For once I have to disagree with Stephan Kinsella, who is right to point out that there can be legitimate, non-aggressive forms of coercion but who is wrong, I think, to suggest that the word is neutral. For the most part, it does (and has since long before Ayn Rand) imply something more than force applied in self-defense. The first definition given by Merriam-Webster’s on-line (for “coercing”) is “to restrain or dominate by force.” There are many times when libertarians would agree that restraint by force is necessary, but “dominate” is probably not a concept we would want connoted in the process.
The idea that coercion has something to do with state power goes back as far as the Latin forebear of the word — “coercitio” is the Roman term of art for “the infliction of summary punishment by a magistrate or other person in order to secure obedience to his will; also the right of doing so” (as per the Oxford Latin Dictionary). The fasces carried by the magistrates known as lictors were the symbol of the the state’s coercitio, which is more than just police power — it means the fundamental power of the state to enforce its will upon its citizens. The English word doesn’t have quite that meaning, of course, but does still bear the marks of its ancestry. I think we’re right to oppose it.
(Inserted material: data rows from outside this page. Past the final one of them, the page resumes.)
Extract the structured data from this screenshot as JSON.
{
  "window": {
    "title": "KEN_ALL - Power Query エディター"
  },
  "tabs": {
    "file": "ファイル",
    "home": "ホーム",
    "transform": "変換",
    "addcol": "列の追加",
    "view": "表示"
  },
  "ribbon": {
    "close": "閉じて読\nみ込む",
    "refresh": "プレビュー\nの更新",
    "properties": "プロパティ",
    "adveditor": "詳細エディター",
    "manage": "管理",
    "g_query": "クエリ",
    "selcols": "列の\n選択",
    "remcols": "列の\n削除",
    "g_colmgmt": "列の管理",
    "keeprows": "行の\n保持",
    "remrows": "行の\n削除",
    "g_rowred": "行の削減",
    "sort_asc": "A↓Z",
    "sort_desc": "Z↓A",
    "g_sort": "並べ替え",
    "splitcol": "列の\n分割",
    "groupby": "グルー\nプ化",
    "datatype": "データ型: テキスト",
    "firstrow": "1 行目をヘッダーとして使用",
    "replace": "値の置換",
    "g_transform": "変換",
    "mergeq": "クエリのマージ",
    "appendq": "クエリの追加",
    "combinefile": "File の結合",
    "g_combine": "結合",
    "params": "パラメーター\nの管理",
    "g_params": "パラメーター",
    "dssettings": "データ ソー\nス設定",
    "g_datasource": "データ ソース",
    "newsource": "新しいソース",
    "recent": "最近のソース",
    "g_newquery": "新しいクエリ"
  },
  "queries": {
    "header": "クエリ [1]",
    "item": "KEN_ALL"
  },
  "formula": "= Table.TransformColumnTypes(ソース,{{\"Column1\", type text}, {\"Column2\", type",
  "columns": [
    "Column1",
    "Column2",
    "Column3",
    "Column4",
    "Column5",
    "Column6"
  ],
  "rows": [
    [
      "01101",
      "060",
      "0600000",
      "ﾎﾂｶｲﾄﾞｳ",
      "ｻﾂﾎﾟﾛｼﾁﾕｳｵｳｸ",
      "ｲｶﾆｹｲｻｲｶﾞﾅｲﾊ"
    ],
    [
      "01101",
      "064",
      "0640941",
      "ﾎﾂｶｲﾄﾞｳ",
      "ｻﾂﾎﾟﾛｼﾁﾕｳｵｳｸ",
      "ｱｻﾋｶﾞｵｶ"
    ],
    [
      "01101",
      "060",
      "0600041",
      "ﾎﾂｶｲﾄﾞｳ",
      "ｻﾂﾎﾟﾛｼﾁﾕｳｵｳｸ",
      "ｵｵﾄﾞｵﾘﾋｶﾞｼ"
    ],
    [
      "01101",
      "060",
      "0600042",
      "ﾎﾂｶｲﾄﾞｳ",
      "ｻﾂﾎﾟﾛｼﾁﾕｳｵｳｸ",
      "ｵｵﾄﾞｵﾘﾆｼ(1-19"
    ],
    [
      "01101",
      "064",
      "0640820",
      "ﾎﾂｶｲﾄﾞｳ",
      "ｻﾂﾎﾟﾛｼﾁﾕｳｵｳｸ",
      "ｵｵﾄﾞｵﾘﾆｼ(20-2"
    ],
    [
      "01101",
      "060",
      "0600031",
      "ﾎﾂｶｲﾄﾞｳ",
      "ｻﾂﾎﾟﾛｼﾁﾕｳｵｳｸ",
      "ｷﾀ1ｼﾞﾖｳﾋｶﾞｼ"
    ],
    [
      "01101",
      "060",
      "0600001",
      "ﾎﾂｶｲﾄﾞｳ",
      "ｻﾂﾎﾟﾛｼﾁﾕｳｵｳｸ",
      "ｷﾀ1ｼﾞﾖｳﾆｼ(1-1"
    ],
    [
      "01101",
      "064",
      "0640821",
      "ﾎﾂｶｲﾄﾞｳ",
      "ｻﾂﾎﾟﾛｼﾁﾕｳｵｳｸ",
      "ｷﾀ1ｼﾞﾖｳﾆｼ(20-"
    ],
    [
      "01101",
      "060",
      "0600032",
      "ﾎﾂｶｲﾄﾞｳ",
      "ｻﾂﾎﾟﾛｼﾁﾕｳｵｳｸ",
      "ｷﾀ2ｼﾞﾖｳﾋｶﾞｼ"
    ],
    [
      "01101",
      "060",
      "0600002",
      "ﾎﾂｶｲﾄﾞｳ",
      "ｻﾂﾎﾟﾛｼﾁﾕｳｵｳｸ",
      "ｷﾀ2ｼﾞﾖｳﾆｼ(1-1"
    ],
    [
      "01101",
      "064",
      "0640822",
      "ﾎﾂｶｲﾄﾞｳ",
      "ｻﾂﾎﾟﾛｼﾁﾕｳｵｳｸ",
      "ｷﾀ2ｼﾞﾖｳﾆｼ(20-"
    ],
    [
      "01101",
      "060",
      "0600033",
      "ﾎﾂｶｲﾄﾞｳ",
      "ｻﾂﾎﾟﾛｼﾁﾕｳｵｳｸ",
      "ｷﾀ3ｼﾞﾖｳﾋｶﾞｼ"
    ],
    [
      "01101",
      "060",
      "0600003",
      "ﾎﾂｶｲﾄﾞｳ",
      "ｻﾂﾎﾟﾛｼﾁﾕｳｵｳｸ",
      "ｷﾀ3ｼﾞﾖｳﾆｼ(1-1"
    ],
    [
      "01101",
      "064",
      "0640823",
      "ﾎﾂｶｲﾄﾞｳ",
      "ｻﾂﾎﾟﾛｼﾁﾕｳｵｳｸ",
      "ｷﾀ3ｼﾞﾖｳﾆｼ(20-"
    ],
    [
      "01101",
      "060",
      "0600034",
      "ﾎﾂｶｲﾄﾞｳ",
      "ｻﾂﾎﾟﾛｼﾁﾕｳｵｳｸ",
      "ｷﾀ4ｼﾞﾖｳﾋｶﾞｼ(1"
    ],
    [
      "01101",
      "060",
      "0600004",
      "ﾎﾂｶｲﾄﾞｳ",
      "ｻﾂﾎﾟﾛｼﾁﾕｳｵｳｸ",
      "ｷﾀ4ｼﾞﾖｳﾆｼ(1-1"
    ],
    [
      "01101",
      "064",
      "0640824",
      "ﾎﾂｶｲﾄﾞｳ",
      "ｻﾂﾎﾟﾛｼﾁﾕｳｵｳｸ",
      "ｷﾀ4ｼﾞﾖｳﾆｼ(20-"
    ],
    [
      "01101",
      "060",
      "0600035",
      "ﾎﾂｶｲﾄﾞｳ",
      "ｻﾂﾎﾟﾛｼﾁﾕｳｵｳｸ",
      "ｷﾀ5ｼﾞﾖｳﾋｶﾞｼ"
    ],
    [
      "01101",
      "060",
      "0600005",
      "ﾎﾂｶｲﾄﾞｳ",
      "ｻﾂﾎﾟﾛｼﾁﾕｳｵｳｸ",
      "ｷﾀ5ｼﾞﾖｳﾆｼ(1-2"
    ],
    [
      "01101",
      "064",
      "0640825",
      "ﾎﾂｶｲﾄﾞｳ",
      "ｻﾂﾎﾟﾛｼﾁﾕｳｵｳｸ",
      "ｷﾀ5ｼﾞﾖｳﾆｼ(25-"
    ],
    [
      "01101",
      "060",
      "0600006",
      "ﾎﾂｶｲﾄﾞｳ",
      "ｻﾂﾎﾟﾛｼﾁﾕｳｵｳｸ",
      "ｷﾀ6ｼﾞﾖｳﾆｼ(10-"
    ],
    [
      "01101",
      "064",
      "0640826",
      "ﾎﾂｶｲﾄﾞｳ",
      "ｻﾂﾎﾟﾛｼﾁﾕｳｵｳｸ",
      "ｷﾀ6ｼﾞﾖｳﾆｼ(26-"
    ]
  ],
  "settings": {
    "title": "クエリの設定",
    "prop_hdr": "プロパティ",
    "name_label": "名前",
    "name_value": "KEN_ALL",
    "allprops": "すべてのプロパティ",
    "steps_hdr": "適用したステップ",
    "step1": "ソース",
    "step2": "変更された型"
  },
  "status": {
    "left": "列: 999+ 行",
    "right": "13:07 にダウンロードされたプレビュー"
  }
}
Dan, fair points. I can see the argument that the term coercion is not completely neutral and has largely negative connotations; and that maybe we generally should “oppose” it since it is generally unjust.
But my point is mainly that I think it is misused as a synonym for aggression. Coercion, as I see it, is a set that intersects with aggression. That is, while some coercion is aggression, not all coercive acts are aggressive (e.g., threatening to harm an aggressor unless he returns to his jail cell); and not all acts of aggression employ coercion (if you simply murder someone, you have not used the threat of force to get them to do anything–it’s not coercion, it’s just aggression).
Therefore, I think the use of coercion is yet another in a long string of libertarian imprecision and lack of rigor in defining terms. It’s symptomatic of the tendency to over-rely on the use of metaphors and liberal-arts type language.
Update: Roderick Long also distinguishes between legitimate and aggressive coercion in his article Punishment vs. Restitution: A Formulation.
Update: Another thing that irks me is when people initial-cap the word Libertarian, when referring to the political philosophy. I capitalize it only when referring to a member of the Libertarian Party (which I am not). But for my political philosophy, I call it small-l libertarian; I don’t capitalize it just as people don’t capitalist anarchist.